> _WORK INSTRUCTION_:
Print the records exactly as written, and let no picture into the answer.

Data records for software interfaces:
--
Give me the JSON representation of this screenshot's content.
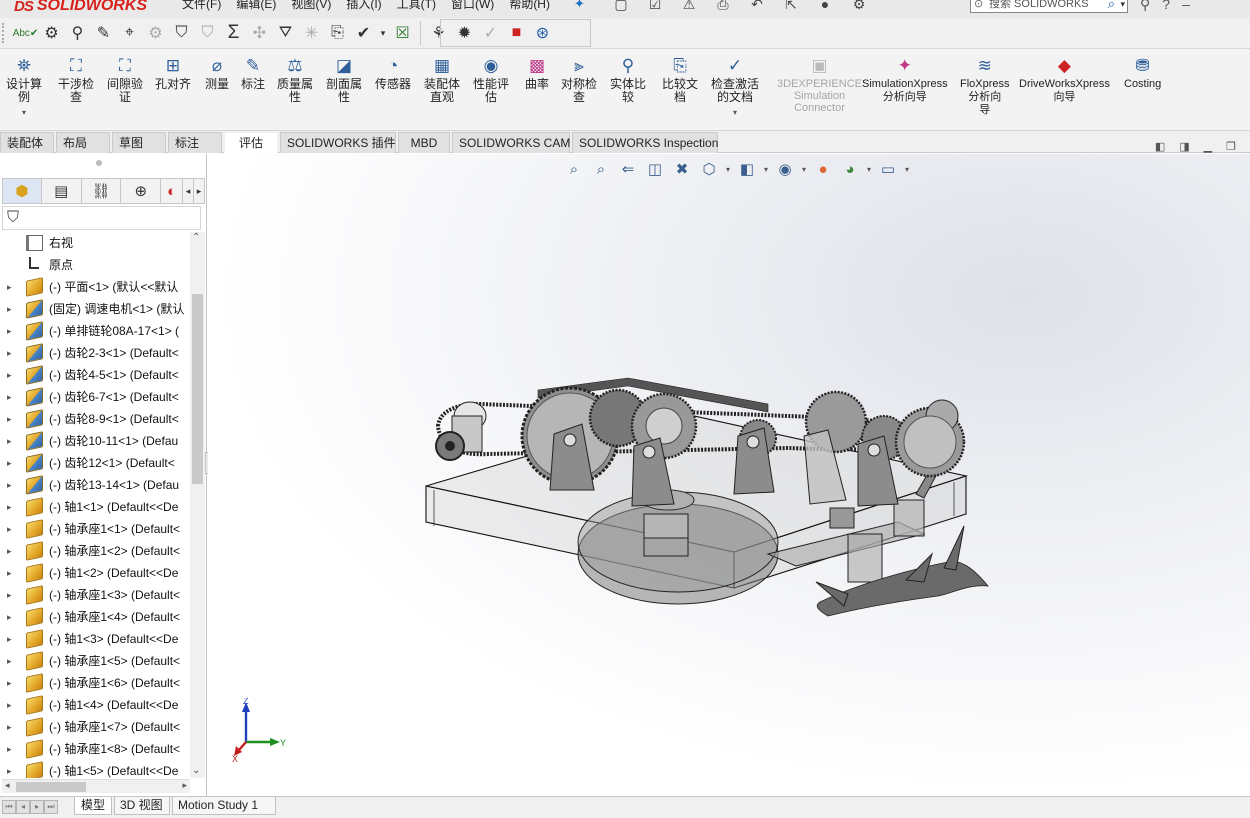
{
  "app": {
    "brand_ds": "DS",
    "brand_word": "SOLIDWORKS"
  },
  "menu": {
    "items": [
      "文件(F)",
      "编辑(E)",
      "视图(V)",
      "插入(I)",
      "工具(T)",
      "窗口(W)",
      "帮助(H)"
    ]
  },
  "search": {
    "placeholder": "搜索 SOLIDWORKS"
  },
  "command_manager": {
    "items": [
      {
        "label": "设计算\n例",
        "icon": "design-study-icon"
      },
      {
        "label": "干涉检\n查",
        "icon": "interference-icon"
      },
      {
        "label": "间隙验\n证",
        "icon": "clearance-icon"
      },
      {
        "label": "孔对齐",
        "icon": "hole-alignment-icon"
      },
      {
        "label": "测量",
        "icon": "measure-icon"
      },
      {
        "label": "标注",
        "icon": "markup-icon"
      },
      {
        "label": "质量属\n性",
        "icon": "mass-properties-icon"
      },
      {
        "label": "剖面属\n性",
        "icon": "section-properties-icon"
      },
      {
        "label": "传感器",
        "icon": "sensor-icon"
      },
      {
        "label": "装配体\n直观",
        "icon": "assembly-visualization-icon"
      },
      {
        "label": "性能评\n估",
        "icon": "performance-icon"
      },
      {
        "label": "曲率",
        "icon": "curvature-icon"
      },
      {
        "label": "对称检\n查",
        "icon": "symmetry-icon"
      },
      {
        "label": "实体比\n较",
        "icon": "body-compare-icon"
      },
      {
        "label": "比较文\n档",
        "icon": "compare-docs-icon"
      },
      {
        "label": "检查激活\n的文档",
        "icon": "check-doc-icon"
      },
      {
        "label": "3DEXPERIENCE\nSimulation\nConnector",
        "icon": "3dx-icon"
      },
      {
        "label": "SimulationXpress\n分析向导",
        "icon": "simxpress-icon"
      },
      {
        "label": "FloXpress\n分析向\n导",
        "icon": "floxpress-icon"
      },
      {
        "label": "DriveWorksXpress\n向导",
        "icon": "driveworks-icon"
      },
      {
        "label": "Costing",
        "icon": "costing-icon"
      }
    ]
  },
  "tabs": [
    "装配体",
    "布局",
    "草图",
    "标注",
    "评估",
    "SOLIDWORKS 插件",
    "MBD",
    "SOLIDWORKS CAM",
    "SOLIDWORKS Inspection"
  ],
  "active_tab": "评估",
  "feature_tree": {
    "items": [
      {
        "label": "右视",
        "kind": "plane",
        "expandable": false
      },
      {
        "label": "原点",
        "kind": "origin",
        "expandable": false
      },
      {
        "label": "(-) 平面<1> (默认<<默认",
        "kind": "part",
        "expandable": true
      },
      {
        "label": "(固定) 调速电机<1> (默认",
        "kind": "asm",
        "expandable": true
      },
      {
        "label": "(-) 单排链轮08A-17<1> (",
        "kind": "asm",
        "expandable": true
      },
      {
        "label": "(-) 齿轮2-3<1> (Default<",
        "kind": "asm",
        "expandable": true
      },
      {
        "label": "(-) 齿轮4-5<1> (Default<",
        "kind": "asm",
        "expandable": true
      },
      {
        "label": "(-) 齿轮6-7<1> (Default<",
        "kind": "asm",
        "expandable": true
      },
      {
        "label": "(-) 齿轮8-9<1> (Default<",
        "kind": "asm",
        "expandable": true
      },
      {
        "label": "(-) 齿轮10-11<1> (Defau",
        "kind": "asm",
        "expandable": true
      },
      {
        "label": "(-) 齿轮12<1> (Default<",
        "kind": "asm",
        "expandable": true
      },
      {
        "label": "(-) 齿轮13-14<1> (Defau",
        "kind": "asm",
        "expandable": true
      },
      {
        "label": "(-) 轴1<1> (Default<<De",
        "kind": "part",
        "expandable": true
      },
      {
        "label": "(-) 轴承座1<1> (Default<",
        "kind": "part",
        "expandable": true
      },
      {
        "label": "(-) 轴承座1<2> (Default<",
        "kind": "part",
        "expandable": true
      },
      {
        "label": "(-) 轴1<2> (Default<<De",
        "kind": "part",
        "expandable": true
      },
      {
        "label": "(-) 轴承座1<3> (Default<",
        "kind": "part",
        "expandable": true
      },
      {
        "label": "(-) 轴承座1<4> (Default<",
        "kind": "part",
        "expandable": true
      },
      {
        "label": "(-) 轴1<3> (Default<<De",
        "kind": "part",
        "expandable": true
      },
      {
        "label": "(-) 轴承座1<5> (Default<",
        "kind": "part",
        "expandable": true
      },
      {
        "label": "(-) 轴承座1<6> (Default<",
        "kind": "part",
        "expandable": true
      },
      {
        "label": "(-) 轴1<4> (Default<<De",
        "kind": "part",
        "expandable": true
      },
      {
        "label": "(-) 轴承座1<7> (Default<",
        "kind": "part",
        "expandable": true
      },
      {
        "label": "(-) 轴承座1<8> (Default<",
        "kind": "part",
        "expandable": true
      },
      {
        "label": "(-) 轴1<5> (Default<<De",
        "kind": "part",
        "expandable": true
      }
    ]
  },
  "bottom_tabs": [
    "模型",
    "3D 视图",
    "Motion Study 1"
  ],
  "active_bottom_tab": "模型",
  "triad": {
    "x": "X",
    "y": "Y",
    "z": "Z"
  }
}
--
> _ANSWER FOR THIS EXERCISE_:
Give me the JSON representation of this screenshot's content.
{
  "app": {
    "brand_ds": "DS",
    "brand_word": "SOLIDWORKS"
  },
  "menu": {
    "items": [
      "文件(F)",
      "编辑(E)",
      "视图(V)",
      "插入(I)",
      "工具(T)",
      "窗口(W)",
      "帮助(H)"
    ]
  },
  "search": {
    "placeholder": "搜索 SOLIDWORKS"
  },
  "command_manager": {
    "items": [
      {
        "label": "设计算\n例",
        "icon": "design-study-icon"
      },
      {
        "label": "干涉检\n查",
        "icon": "interference-icon"
      },
      {
        "label": "间隙验\n证",
        "icon": "clearance-icon"
      },
      {
        "label": "孔对齐",
        "icon": "hole-alignment-icon"
      },
      {
        "label": "测量",
        "icon": "measure-icon"
      },
      {
        "label": "标注",
        "icon": "markup-icon"
      },
      {
        "label": "质量属\n性",
        "icon": "mass-properties-icon"
      },
      {
        "label": "剖面属\n性",
        "icon": "section-properties-icon"
      },
      {
        "label": "传感器",
        "icon": "sensor-icon"
      },
      {
        "label": "装配体\n直观",
        "icon": "assembly-visualization-icon"
      },
      {
        "label": "性能评\n估",
        "icon": "performance-icon"
      },
      {
        "label": "曲率",
        "icon": "curvature-icon"
      },
      {
        "label": "对称检\n查",
        "icon": "symmetry-icon"
      },
      {
        "label": "实体比\n较",
        "icon": "body-compare-icon"
      },
      {
        "label": "比较文\n档",
        "icon": "compare-docs-icon"
      },
      {
        "label": "检查激活\n的文档",
        "icon": "check-doc-icon"
      },
      {
        "label": "3DEXPERIENCE\nSimulation\nConnector",
        "icon": "3dx-icon"
      },
      {
        "label": "SimulationXpress\n分析向导",
        "icon": "simxpress-icon"
      },
      {
        "label": "FloXpress\n分析向\n导",
        "icon": "floxpress-icon"
      },
      {
        "label": "DriveWorksXpress\n向导",
        "icon": "driveworks-icon"
      },
      {
        "label": "Costing",
        "icon": "costing-icon"
      }
    ]
  },
  "tabs": [
    "装配体",
    "布局",
    "草图",
    "标注",
    "评估",
    "SOLIDWORKS 插件",
    "MBD",
    "SOLIDWORKS CAM",
    "SOLIDWORKS Inspection"
  ],
  "active_tab": "评估",
  "feature_tree": {
    "items": [
      {
        "label": "右视",
        "kind": "plane",
        "expandable": false
      },
      {
        "label": "原点",
        "kind": "origin",
        "expandable": false
      },
      {
        "label": "(-) 平面<1> (默认<<默认",
        "kind": "part",
        "expandable": true
      },
      {
        "label": "(固定) 调速电机<1> (默认",
        "kind": "asm",
        "expandable": true
      },
      {
        "label": "(-) 单排链轮08A-17<1> (",
        "kind": "asm",
        "expandable": true
      },
      {
        "label": "(-) 齿轮2-3<1> (Default<",
        "kind": "asm",
        "expandable": true
      },
      {
        "label": "(-) 齿轮4-5<1> (Default<",
        "kind": "asm",
        "expandable": true
      },
      {
        "label": "(-) 齿轮6-7<1> (Default<",
        "kind": "asm",
        "expandable": true
      },
      {
        "label": "(-) 齿轮8-9<1> (Default<",
        "kind": "asm",
        "expandable": true
      },
      {
        "label": "(-) 齿轮10-11<1> (Defau",
        "kind": "asm",
        "expandable": true
      },
      {
        "label": "(-) 齿轮12<1> (Default<",
        "kind": "asm",
        "expandable": true
      },
      {
        "label": "(-) 齿轮13-14<1> (Defau",
        "kind": "asm",
        "expandable": true
      },
      {
        "label": "(-) 轴1<1> (Default<<De",
        "kind": "part",
        "expandable": true
      },
      {
        "label": "(-) 轴承座1<1> (Default<",
        "kind": "part",
        "expandable": true
      },
      {
        "label": "(-) 轴承座1<2> (Default<",
        "kind": "part",
        "expandable": true
      },
      {
        "label": "(-) 轴1<2> (Default<<De",
        "kind": "part",
        "expandable": true
      },
      {
        "label": "(-) 轴承座1<3> (Default<",
        "kind": "part",
        "expandable": true
      },
      {
        "label": "(-) 轴承座1<4> (Default<",
        "kind": "part",
        "expandable": true
      },
      {
        "label": "(-) 轴1<3> (Default<<De",
        "kind": "part",
        "expandable": true
      },
      {
        "label": "(-) 轴承座1<5> (Default<",
        "kind": "part",
        "expandable": true
      },
      {
        "label": "(-) 轴承座1<6> (Default<",
        "kind": "part",
        "expandable": true
      },
      {
        "label": "(-) 轴1<4> (Default<<De",
        "kind": "part",
        "expandable": true
      },
      {
        "label": "(-) 轴承座1<7> (Default<",
        "kind": "part",
        "expandable": true
      },
      {
        "label": "(-) 轴承座1<8> (Default<",
        "kind": "part",
        "expandable": true
      },
      {
        "label": "(-) 轴1<5> (Default<<De",
        "kind": "part",
        "expandable": true
      }
    ]
  },
  "bottom_tabs": [
    "模型",
    "3D 视图",
    "Motion Study 1"
  ],
  "active_bottom_tab": "模型",
  "triad": {
    "x": "X",
    "y": "Y",
    "z": "Z"
  }
}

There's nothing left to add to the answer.